In my continuing saga, Stranger in a Strange land (kudos to Denise Maher for the pithy observation,) I’m trying to sort out how to think about Sunnylands–apparently a place of world-wide fame. I’m sure I missed the royal treatment generally reserved for visiting dignitaries, but still, in strolling the gardens–impressive though they be–I came away confused.
Why mass planting after mass planting? I wanted to grab a spade and mix things up. Of course, there was this to discourage me–if I were to be seriously inclined. Overall, though, I had strong deja vu of parochial-school confines.
And though I didn’t observe security–other than the cameras every 20′ surrounding the entire perimeter–I imagine someone would have appeared to stop me.
And a wider shot, but you see what I’m saying about the formations–a little soldierish. In fairness, this area did have nice trees.
And this–which was a lovely vista.
More soldiers, Echinocactus grusonii aka Golden Barrel Cactus.
And more organization. Of course, now that I look at the pictures, I like it more than I thought I did when I was there.
Hah, I found a bed where things were intermingling a bit. That’s more like it.
I liked that there were lots of trees, relatively speaking. I mean, not Oregon-style lots of trees, for godsakes, but trees.
I’m always looking for a place to park in the shade, and my son-in-law Justin (in all but the fine print) indulged me by finding one.
In looking at the photos, it seems more lush than it felt when we were there. The trees were lovely.
And there were some nice people sitting behind this vista who kindly took our photo. Public Service Announcement: when taking a group photo, get the feet too!
Ever so slight mixing it up.
I liked this bright bug, but couldn’t get him to turn around for me.
Soft and fluffy trees with grass in the desert. Hmmmm.

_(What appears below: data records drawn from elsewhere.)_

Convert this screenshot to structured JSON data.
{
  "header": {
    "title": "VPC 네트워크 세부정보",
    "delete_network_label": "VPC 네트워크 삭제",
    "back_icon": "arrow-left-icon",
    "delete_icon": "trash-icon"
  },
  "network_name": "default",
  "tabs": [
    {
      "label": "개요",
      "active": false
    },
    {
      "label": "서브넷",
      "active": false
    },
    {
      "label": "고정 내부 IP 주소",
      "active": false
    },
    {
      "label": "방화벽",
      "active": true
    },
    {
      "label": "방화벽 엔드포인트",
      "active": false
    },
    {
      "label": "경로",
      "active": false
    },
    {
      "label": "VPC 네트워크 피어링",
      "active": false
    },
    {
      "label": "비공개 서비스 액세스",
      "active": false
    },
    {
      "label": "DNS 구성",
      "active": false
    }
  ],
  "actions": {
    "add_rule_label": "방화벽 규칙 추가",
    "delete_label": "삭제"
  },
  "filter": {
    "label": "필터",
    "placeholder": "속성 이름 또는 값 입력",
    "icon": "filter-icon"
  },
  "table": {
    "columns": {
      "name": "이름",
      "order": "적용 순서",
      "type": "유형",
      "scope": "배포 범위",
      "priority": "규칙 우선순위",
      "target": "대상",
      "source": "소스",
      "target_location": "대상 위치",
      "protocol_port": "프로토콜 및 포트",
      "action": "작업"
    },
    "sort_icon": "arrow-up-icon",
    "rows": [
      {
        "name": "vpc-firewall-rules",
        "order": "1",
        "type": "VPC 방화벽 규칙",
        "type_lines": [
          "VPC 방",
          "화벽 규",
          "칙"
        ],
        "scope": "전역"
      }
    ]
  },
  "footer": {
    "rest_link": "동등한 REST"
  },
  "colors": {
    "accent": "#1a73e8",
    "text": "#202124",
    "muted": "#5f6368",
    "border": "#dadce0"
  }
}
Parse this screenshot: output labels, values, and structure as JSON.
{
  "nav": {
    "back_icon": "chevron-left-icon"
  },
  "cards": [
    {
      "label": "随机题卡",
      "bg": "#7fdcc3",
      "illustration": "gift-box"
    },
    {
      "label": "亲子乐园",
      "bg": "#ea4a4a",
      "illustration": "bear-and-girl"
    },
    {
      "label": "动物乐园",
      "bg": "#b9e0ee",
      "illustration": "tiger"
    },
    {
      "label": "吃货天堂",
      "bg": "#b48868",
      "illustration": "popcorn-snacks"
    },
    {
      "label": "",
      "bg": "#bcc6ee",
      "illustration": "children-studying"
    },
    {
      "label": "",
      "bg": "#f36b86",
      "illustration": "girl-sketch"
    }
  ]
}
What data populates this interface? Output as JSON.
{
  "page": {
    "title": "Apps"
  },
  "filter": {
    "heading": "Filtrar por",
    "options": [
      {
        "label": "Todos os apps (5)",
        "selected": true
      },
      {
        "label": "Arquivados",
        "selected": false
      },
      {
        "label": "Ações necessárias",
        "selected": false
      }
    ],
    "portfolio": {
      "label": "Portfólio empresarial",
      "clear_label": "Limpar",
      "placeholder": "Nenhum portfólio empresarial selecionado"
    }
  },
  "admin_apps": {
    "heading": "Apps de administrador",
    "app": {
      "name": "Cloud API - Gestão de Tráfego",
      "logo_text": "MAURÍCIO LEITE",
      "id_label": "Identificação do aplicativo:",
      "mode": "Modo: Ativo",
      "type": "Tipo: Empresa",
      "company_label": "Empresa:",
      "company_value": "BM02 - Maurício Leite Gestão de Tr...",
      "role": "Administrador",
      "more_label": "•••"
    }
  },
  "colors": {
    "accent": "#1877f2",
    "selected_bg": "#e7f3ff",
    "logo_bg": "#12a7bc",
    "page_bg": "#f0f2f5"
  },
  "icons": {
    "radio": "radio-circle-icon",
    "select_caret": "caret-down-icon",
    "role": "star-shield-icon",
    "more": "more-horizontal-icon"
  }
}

I purposely have not read a lot of other bloggers’ thoughts on Sunnylands. I didn’t want to be unduly influenced. But I will now. In trying to identify the plants, I stumbled upon pal Gerhard’s post. He knows stuff, and you can read about his take here. (In my sneak peek of his post, seems we had a similar reaction, though his is a more scholarly approach.)
In perusing Google images, I was struck by the similarity of our photos. That says something, doesn’t it, that in a garden this big, we all got the same shot? Access, regimentation, or something funny.
What say ye?